Lisa and I are able to spend time in each other’s classrooms to learn together as we co-teach. We can be mentors and advisers to one another. She has influenced my teaching greatly. All that, and I have never actually seen Lisa in person. A couple of years ago, I could never have envisioned myself doing such a complicated interdisciplinary unit outside of my own four walls. This didn’t happen overnight. I was able to do this little by little with some amazing help.
My first exposure was the pilot global project for A week in the Life, a Flat Classroom Project, and at that point, I had to ask my then principal, Dr. Barrett, what a Web 2.0 tool was. The Flat Classroom teachers in that project patiently walked me step by step to not only a successful outcome, but a toolbox filled with web 2.0 savvy. Next came my first iEARN project, the Holiday Card Exchange, which involved another group of amazing teachers to learn from and with. Many of us are still in contact doing projects together and sharing information. iEARN’s motto is Learning with the world, not just about it… and that is true in every sense.
I cannot stress enough the value these interactions hold. The available growth as educators is nothing short of amazing. Opportunities to learn from teachers all around the world, with varying educational cultures and climates….and with different background knowledge… has added a dimension to my teaching that could be gained no other way.

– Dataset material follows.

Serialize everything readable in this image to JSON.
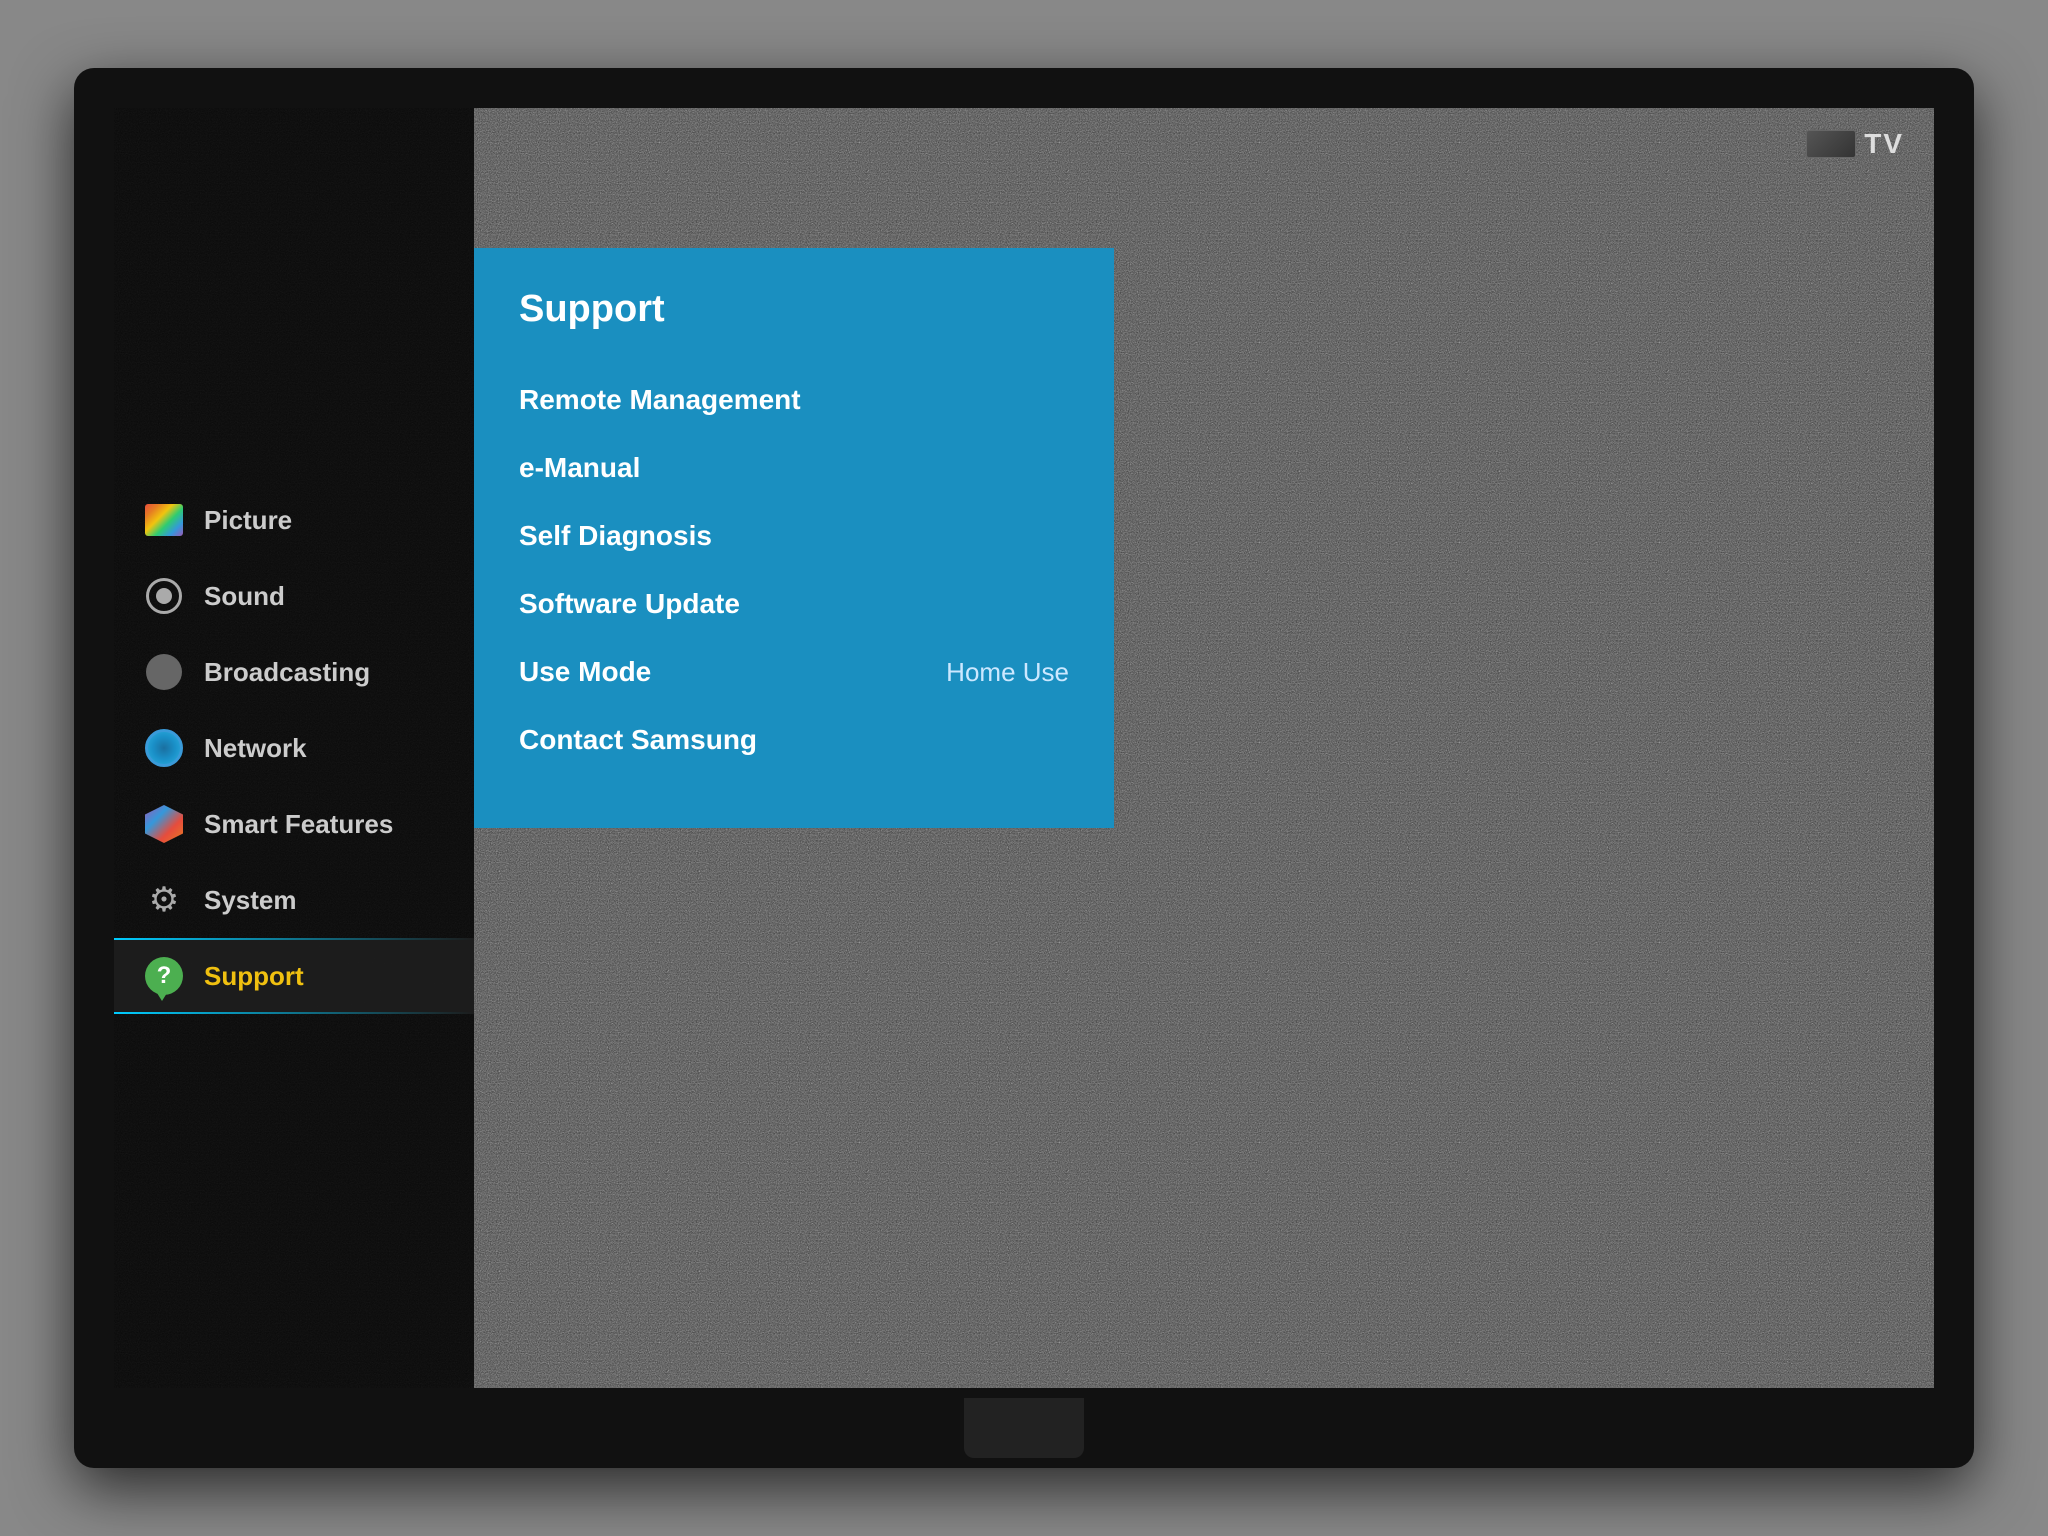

If I can be the teacher in the first paragraph, so can you. All it takes is a gentle guiding hand to lead the way. You can find that in iEARN or the Flat Classroom, as well as many other wonderful organizations.